Stockpiled winter pastures must be managed to provide the needed forage quantity and quality. When immature forage plants go dormant in the fall, they will provide higher quality feed over the winter. In a year with average moisture, harvest your winter pasture by either grazing or haying early in July. The regrowth on that pasture, left to accumulate over the rest of the growing season, will provide high quality winter pasture. Good soil fertility levels will also help ensure rapid and nutritious forage regrowth. However, forage quantity is at least as important as quality. In a dry year when regrowth will be slow, you may want to take your last cut earlier in the summer, or not at all. The forage you stockpile will be lower in quality, but the needed quantity will be there.
Bison cows work well for winter grazing. Bison are able and willing to dig beneath the snow for forage. They also willingly use snow for moisture in winter. Nutrient requirements of bison are still timed to match forage growth. Bison calve in late March through April. Their lactation peaks in late May and June. This is when the cows’ nutritional requirements are the greatest, and it is timed to match maximum forage quality on pasture. In late fall and winter, nutrient requirements of bison cows are low, and can be met by managed stockpiled winter forage on pasture.

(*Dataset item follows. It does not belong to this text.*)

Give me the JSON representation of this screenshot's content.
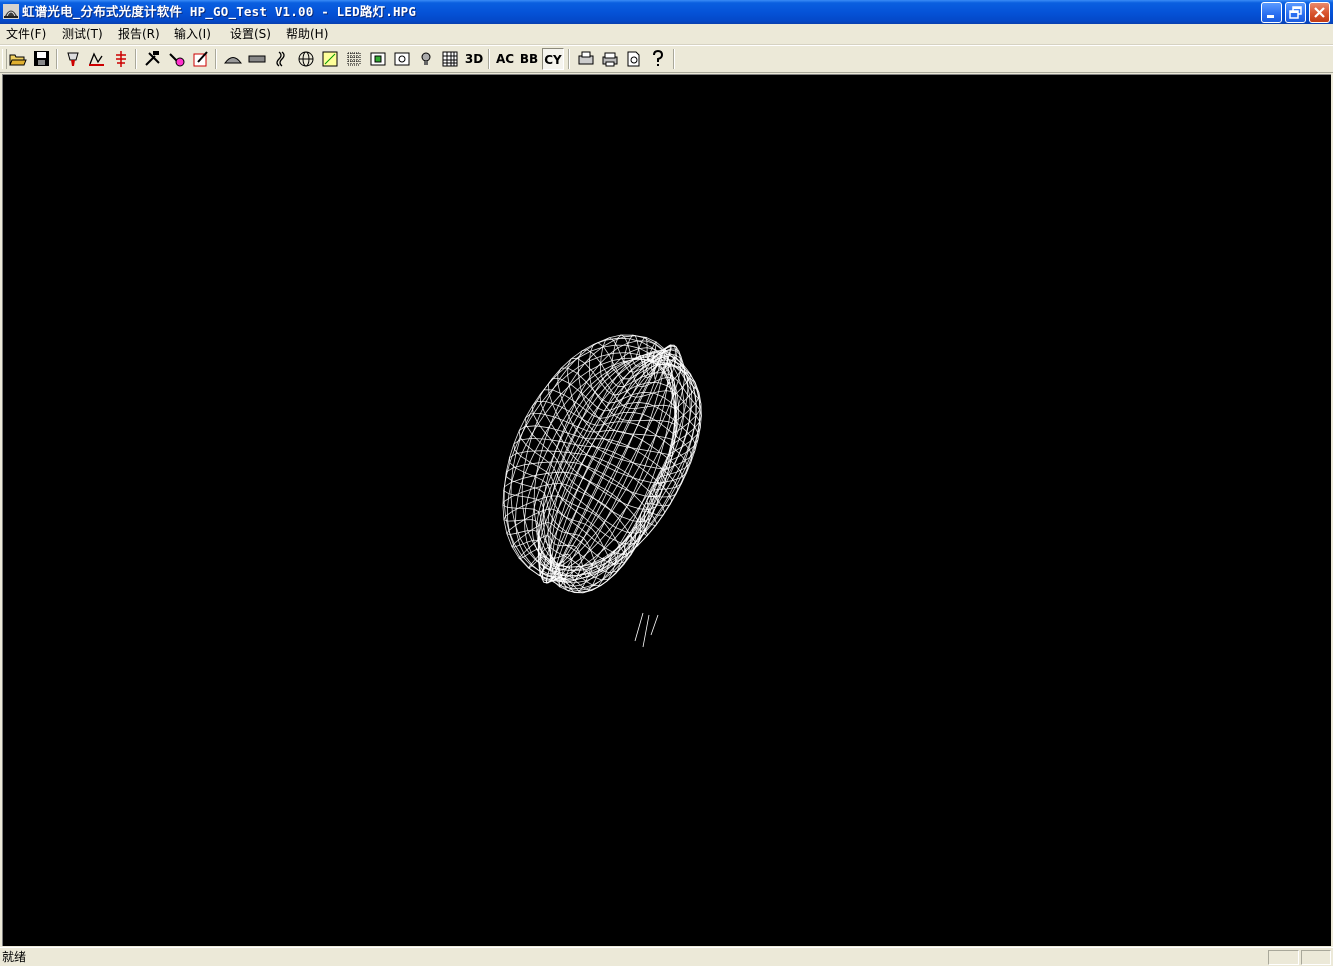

Pasture management is critical for winter grazing to work. Winter pastures need to be included in the total pasture management plan. Effective winter grazing needs specific pastures selected early in the growing season, seeded to appropriate forage species and managed through the year to provide adequate quantity and quality of forage. You will also need a back up plan - some hay or other feed stored in case ice or snow prevents winter grazing for a while. Winter grazing won’t be an advantage if saving on feed costs reduces your calving or conception rates. You will also have to determine if saving pasture for winter grazing is the most effective use of your land base.